--- ASSIGNED TASK ---
The entries are to be repeated verbatim, with nothing left out.

--- INFORMATION GIVEN ---
* * * * * * *
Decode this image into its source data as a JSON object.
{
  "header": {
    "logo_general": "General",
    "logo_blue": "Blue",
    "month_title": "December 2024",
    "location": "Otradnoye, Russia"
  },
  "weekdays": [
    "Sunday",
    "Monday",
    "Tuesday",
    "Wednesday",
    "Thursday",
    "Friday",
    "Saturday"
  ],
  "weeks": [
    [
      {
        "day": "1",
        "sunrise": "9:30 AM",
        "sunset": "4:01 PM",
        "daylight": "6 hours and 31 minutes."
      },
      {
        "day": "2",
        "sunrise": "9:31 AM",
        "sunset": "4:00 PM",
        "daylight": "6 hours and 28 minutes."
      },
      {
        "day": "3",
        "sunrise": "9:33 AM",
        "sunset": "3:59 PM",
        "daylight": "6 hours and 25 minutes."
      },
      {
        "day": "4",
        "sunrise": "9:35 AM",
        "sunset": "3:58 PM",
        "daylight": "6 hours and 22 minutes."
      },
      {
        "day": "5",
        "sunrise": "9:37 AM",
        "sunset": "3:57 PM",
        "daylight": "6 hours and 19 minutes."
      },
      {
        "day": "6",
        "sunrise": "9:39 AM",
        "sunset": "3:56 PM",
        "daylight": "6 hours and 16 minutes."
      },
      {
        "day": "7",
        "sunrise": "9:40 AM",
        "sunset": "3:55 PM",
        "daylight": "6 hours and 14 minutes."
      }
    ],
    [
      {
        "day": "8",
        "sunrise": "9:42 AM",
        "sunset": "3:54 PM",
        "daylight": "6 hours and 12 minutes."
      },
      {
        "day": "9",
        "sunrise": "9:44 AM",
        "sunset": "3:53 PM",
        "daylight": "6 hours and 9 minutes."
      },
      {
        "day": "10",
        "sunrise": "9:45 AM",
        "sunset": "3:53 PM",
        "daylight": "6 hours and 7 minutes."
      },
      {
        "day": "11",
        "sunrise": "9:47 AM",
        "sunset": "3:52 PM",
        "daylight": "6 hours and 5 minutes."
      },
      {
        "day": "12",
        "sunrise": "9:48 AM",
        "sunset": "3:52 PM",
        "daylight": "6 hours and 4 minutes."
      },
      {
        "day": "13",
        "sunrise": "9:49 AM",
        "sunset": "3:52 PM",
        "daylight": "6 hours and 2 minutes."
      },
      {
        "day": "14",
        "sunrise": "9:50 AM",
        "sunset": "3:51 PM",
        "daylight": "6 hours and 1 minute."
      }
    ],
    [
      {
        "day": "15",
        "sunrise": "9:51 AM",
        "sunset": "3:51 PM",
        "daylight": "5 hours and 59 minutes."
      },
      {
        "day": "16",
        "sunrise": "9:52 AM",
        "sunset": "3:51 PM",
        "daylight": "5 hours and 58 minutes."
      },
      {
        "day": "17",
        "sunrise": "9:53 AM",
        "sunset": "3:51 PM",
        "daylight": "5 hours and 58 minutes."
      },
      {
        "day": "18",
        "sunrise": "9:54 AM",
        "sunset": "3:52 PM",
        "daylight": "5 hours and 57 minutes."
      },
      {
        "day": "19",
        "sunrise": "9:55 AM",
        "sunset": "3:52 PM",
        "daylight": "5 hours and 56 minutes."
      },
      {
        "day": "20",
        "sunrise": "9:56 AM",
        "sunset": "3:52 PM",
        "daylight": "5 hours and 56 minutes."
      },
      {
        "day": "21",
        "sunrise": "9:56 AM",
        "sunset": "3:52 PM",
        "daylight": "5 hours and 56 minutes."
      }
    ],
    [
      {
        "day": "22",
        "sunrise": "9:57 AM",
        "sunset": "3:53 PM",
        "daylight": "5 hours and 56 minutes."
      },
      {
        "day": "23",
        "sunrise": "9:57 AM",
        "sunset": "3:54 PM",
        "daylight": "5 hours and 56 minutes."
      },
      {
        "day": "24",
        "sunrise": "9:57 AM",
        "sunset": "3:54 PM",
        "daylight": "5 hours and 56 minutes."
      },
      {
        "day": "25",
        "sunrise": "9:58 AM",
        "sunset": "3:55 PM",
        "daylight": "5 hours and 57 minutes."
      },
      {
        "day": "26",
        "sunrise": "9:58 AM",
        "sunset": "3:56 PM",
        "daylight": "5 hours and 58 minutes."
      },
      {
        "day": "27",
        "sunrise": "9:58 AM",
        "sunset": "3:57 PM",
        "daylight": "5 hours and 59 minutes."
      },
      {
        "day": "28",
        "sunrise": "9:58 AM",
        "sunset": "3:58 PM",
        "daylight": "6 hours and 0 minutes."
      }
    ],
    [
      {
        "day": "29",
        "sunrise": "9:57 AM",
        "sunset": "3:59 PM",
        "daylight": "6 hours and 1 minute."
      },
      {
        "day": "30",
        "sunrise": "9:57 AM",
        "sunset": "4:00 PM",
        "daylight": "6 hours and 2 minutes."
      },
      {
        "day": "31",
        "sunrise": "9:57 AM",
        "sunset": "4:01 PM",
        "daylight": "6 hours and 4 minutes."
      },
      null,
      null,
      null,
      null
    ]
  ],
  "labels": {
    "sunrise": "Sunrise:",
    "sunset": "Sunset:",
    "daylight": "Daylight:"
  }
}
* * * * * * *
--- TASK RESPONSE ---
Decode this image into its source data as a JSON object.
{
  "header": {
    "logo_general": "General",
    "logo_blue": "Blue",
    "month_title": "December 2024",
    "location": "Otradnoye, Russia"
  },
  "weekdays": [
    "Sunday",
    "Monday",
    "Tuesday",
    "Wednesday",
    "Thursday",
    "Friday",
    "Saturday"
  ],
  "weeks": [
    [
      {
        "day": "1",
        "sunrise": "9:30 AM",
        "sunset": "4:01 PM",
        "daylight": "6 hours and 31 minutes."
      },
      {
        "day": "2",
        "sunrise": "9:31 AM",
        "sunset": "4:00 PM",
        "daylight": "6 hours and 28 minutes."
      },
      {
        "day": "3",
        "sunrise": "9:33 AM",
        "sunset": "3:59 PM",
        "daylight": "6 hours and 25 minutes."
      },
      {
        "day": "4",
        "sunrise": "9:35 AM",
        "sunset": "3:58 PM",
        "daylight": "6 hours and 22 minutes."
      },
      {
        "day": "5",
        "sunrise": "9:37 AM",
        "sunset": "3:57 PM",
        "daylight": "6 hours and 19 minutes."
      },
      {
        "day": "6",
        "sunrise": "9:39 AM",
        "sunset": "3:56 PM",
        "daylight": "6 hours and 16 minutes."
      },
      {
        "day": "7",
        "sunrise": "9:40 AM",
        "sunset": "3:55 PM",
        "daylight": "6 hours and 14 minutes."
      }
    ],
    [
      {
        "day": "8",
        "sunrise": "9:42 AM",
        "sunset": "3:54 PM",
        "daylight": "6 hours and 12 minutes."
      },
      {
        "day": "9",
        "sunrise": "9:44 AM",
        "sunset": "3:53 PM",
        "daylight": "6 hours and 9 minutes."
      },
      {
        "day": "10",
        "sunrise": "9:45 AM",
        "sunset": "3:53 PM",
        "daylight": "6 hours and 7 minutes."
      },
      {
        "day": "11",
        "sunrise": "9:47 AM",
        "sunset": "3:52 PM",
        "daylight": "6 hours and 5 minutes."
      },
      {
        "day": "12",
        "sunrise": "9:48 AM",
        "sunset": "3:52 PM",
        "daylight": "6 hours and 4 minutes."
      },
      {
        "day": "13",
        "sunrise": "9:49 AM",
        "sunset": "3:52 PM",
        "daylight": "6 hours and 2 minutes."
      },
      {
        "day": "14",
        "sunrise": "9:50 AM",
        "sunset": "3:51 PM",
        "daylight": "6 hours and 1 minute."
      }
    ],
    [
      {
        "day": "15",
        "sunrise": "9:51 AM",
        "sunset": "3:51 PM",
        "daylight": "5 hours and 59 minutes."
      },
      {
        "day": "16",
        "sunrise": "9:52 AM",
        "sunset": "3:51 PM",
        "daylight": "5 hours and 58 minutes."
      },
      {
        "day": "17",
        "sunrise": "9:53 AM",
        "sunset": "3:51 PM",
        "daylight": "5 hours and 58 minutes."
      },
      {
        "day": "18",
        "sunrise": "9:54 AM",
        "sunset": "3:52 PM",
        "daylight": "5 hours and 57 minutes."
      },
      {
        "day": "19",
        "sunrise": "9:55 AM",
        "sunset": "3:52 PM",
        "daylight": "5 hours and 56 minutes."
      },
      {
        "day": "20",
        "sunrise": "9:56 AM",
        "sunset": "3:52 PM",
        "daylight": "5 hours and 56 minutes."
      },
      {
        "day": "21",
        "sunrise": "9:56 AM",
        "sunset": "3:52 PM",
        "daylight": "5 hours and 56 minutes."
      }
    ],
    [
      {
        "day": "22",
        "sunrise": "9:57 AM",
        "sunset": "3:53 PM",
        "daylight": "5 hours and 56 minutes."
      },
      {
        "day": "23",
        "sunrise": "9:57 AM",
        "sunset": "3:54 PM",
        "daylight": "5 hours and 56 minutes."
      },
      {
        "day": "24",
        "sunrise": "9:57 AM",
        "sunset": "3:54 PM",
        "daylight": "5 hours and 56 minutes."
      },
      {
        "day": "25",
        "sunrise": "9:58 AM",
        "sunset": "3:55 PM",
        "daylight": "5 hours and 57 minutes."
      },
      {
        "day": "26",
        "sunrise": "9:58 AM",
        "sunset": "3:56 PM",
        "daylight": "5 hours and 58 minutes."
      },
      {
        "day": "27",
        "sunrise": "9:58 AM",
        "sunset": "3:57 PM",
        "daylight": "5 hours and 59 minutes."
      },
      {
        "day": "28",
        "sunrise": "9:58 AM",
        "sunset": "3:58 PM",
        "daylight": "6 hours and 0 minutes."
      }
    ],
    [
      {
        "day": "29",
        "sunrise": "9:57 AM",
        "sunset": "3:59 PM",
        "daylight": "6 hours and 1 minute."
      },
      {
        "day": "30",
        "sunrise": "9:57 AM",
        "sunset": "4:00 PM",
        "daylight": "6 hours and 2 minutes."
      },
      {
        "day": "31",
        "sunrise": "9:57 AM",
        "sunset": "4:01 PM",
        "daylight": "6 hours and 4 minutes."
      },
      null,
      null,
      null,
      null
    ]
  ],
  "labels": {
    "sunrise": "Sunrise:",
    "sunset": "Sunset:",
    "daylight": "Daylight:"
  }
}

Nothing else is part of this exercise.